The present research indicated that overexpressed hsa-miR-138-2-3p play key role in decreasing laryngeal CSCs proliferation and invasion; increasing the proportion of early and late apoptosis in laryngeal CSCs; raising G1 phase arrest; and down-regulating the proportion of S stage cells of cell cycle that were related to radio-resistance in laryngeal CSCs. Overexpressed hsa-miR-138-2-3p regulated signal transduction pathway of laryngeal CSCs after radiation.

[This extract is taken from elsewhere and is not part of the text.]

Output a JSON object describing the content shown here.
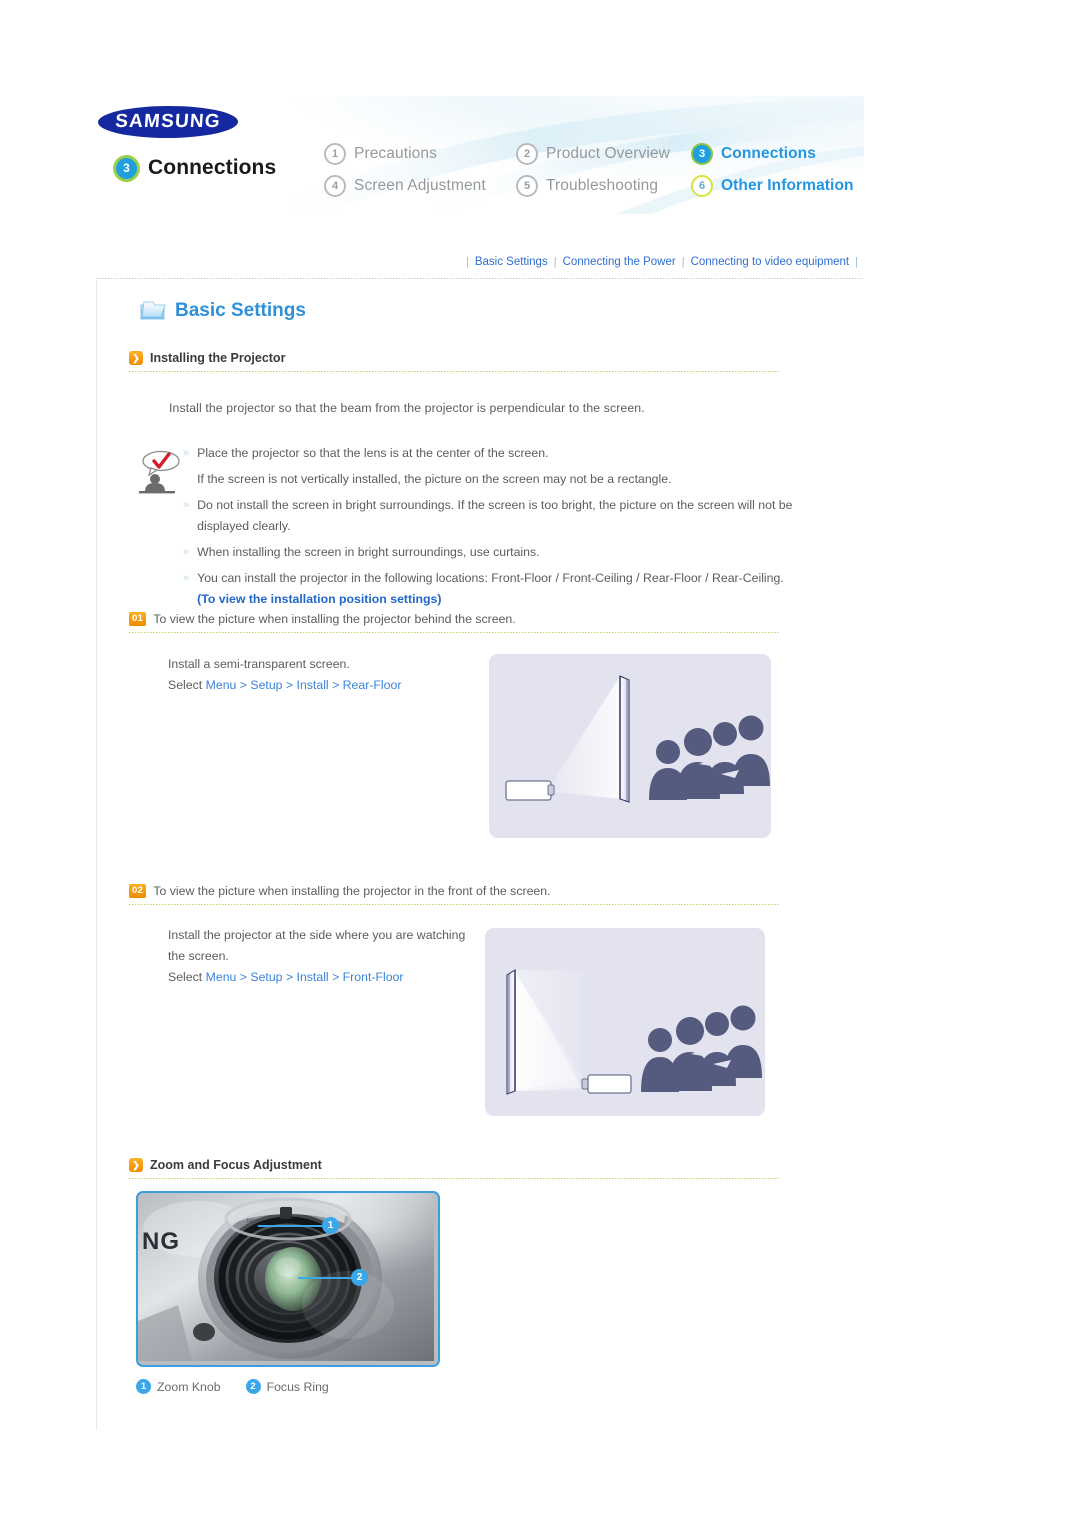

Over-expression of hsa-miR-138-2-3p down-regulated the expression of β-catenin and YAP1 in the laryngeal CSCs after radiation, further inhibited Wnt/β-catenin and Hippo/YAP1 signal pathways to weaken radio-resistance in laryngeal CSCs. While the expressions of JNK1 and p38 were promoted, the JNK1/p38/MAPK signal pathway was activated to increase radio-sensitivity in laryngeal CSCs. These results are useful for a better understanding of hsa-miR-138-2-3p in laryngeal CSCs, and prove hsa-miR-138-2-3p as a promising biomarker and as a target for diagnosis and for novel anti-cancer therapies for laryngeal cancers.